Listed below are seven recent attempts to explain why humans are so slow acting on climate change. (Descriptions drawn from the jacket or cover copy provided by the publishers.)
Why Aren’t We Saving the Planet? A Psychologist’s Perspective, by Geoffrey Beattie (Routledge UK, 2010 | 269 pp., $23.95 paperback)
So why aren’t we already saving the planet? This book follows one psychologist’s mission to find some answers to this question. The reader is invited to accompany Geoffrey Beattie (an environmental “unbeliever”) as he uses psychological methods to examine people’s attitudes to global warming. Along the way, we find the author’s own attitudes being challenged, as well as our own. This ground-breaking book reflects new and innovative research being carried out into how to change attitudes to the environment and how to encourage sustainable behavior.
Climate Conundrums: What the Climate Debate Reveals About Us, by William B. Gail (American Meteorological Society, 2014 / 235 pp., $30.00 paperback)
Climate Conundrums is a journey through how we as humans think, individually and collectively, derived from the experience of the climate change debate. It is broadly organized around humanity’s relationship with nature, the challenges facing society, and the path ahead for civilization. While author William B. Gail believes anthropogenic climate change is happening, here he focuses on exploring what the debate says about us.
Reason in a Dark Time: Why the Struggle Against Climate Change Failed – and What It Means for Our Future, by Dale Jamieson (Oxford University Press, 2014 / 266 pp., $29.95)
In Reason in a Dark Time, Dale Jamieson explains what climate change is, why we have failed to stop it, and why it still maters what we do. While centered in philosophy, the book also treats the scientific, historical, economic, and political dimensions of climate change. Our failure to prevent or even to respond significantly to climate change, Jamieson argues, reflects the impoverishment of our systems of practical reason, the paralysis of politics, and the limits of our cognitive and affective capacities.
Don’t Even Think About It: Why Our Brains Are Wired to Ignore Climate Change, by George Marshall (Bloomsbury Books, 2014 / 260 pp., $27.00)

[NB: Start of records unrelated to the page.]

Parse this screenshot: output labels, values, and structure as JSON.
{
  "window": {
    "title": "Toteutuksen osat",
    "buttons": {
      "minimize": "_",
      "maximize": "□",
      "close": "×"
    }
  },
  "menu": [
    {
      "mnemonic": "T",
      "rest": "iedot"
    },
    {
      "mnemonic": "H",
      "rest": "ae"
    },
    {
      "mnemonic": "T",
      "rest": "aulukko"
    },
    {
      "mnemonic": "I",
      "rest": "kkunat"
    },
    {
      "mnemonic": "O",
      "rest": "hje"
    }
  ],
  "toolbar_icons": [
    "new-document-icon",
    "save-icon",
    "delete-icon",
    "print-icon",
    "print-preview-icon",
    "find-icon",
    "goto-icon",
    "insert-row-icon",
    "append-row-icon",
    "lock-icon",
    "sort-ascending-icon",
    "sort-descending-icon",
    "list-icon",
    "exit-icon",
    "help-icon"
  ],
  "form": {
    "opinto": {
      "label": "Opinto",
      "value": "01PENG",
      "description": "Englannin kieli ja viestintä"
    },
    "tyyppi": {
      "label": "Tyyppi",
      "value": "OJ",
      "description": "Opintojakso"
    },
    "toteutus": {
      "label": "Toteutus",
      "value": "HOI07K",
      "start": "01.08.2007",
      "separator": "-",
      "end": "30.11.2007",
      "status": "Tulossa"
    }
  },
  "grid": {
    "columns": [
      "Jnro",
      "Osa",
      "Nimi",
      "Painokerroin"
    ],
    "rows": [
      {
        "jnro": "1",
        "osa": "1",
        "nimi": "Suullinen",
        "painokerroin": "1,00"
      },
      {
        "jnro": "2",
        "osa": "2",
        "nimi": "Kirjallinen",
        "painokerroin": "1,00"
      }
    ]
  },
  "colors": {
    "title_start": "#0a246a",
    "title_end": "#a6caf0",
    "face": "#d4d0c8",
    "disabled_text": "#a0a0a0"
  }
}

Don’t Even Think About It is both about climate change and about the qualities that make us human and now we can grow with the greatest challenge we have ever faced. . . . Once we understands what excites, threatens, and motivates us, we can rethink and reimagine climate change, for it is not an impossible problem.
Who Rules the Earth? How Social Rules Shape Our Planet and Our Lives, by Paul Steinberg (Oxford University Press, 2015 / 338 pp., $29.95)
Our climate is warming, our forests are in decline, and every day we hear news of the latest ecological crisis. What will it really take to move society onto a more sustainable path? . . . By unveiling the influence of social rules at all levels of society – from private property to government policy, and from the rules governing our oceans to the dynamics of innovation within corporations and communities – Who Rules the Earth? [makes clear] that sustainability is not just a personal choice, but a political struggle.
Why Are We Waiting? The Logic, Urgency, and Promise of Tackling Climate Change, by Nicholas Stern (The MIT Press, 2015 / 406 pp., $27.95)
The science [of climate change] warns of the dangers of neglect; the economics and technology show what we can do and the great benefits that will follow; an examination of the ethics points strongly to a moral imperative for action. Why are we waiting?
What We Think About When We Try Not to Think About Global Warming: Toward a New Psychology of Climate Action, by Per Espen Stoknes (Chelsea Green, 2015 / 290 pp., $24.95 paperback)
It’s the ultimate catch-22. The more facts that pile up about global warming, the greater the resistance to them grows. In What We Think About When We Try Not to Think About Global Warming, psychologist and economist Per Espen Stoknes not only masterfully identifies the five main psychological barriers to climate action, but offers new strategies for how to talk about global warming in a way that creates positive solutions, meaningful actions, and support for policy.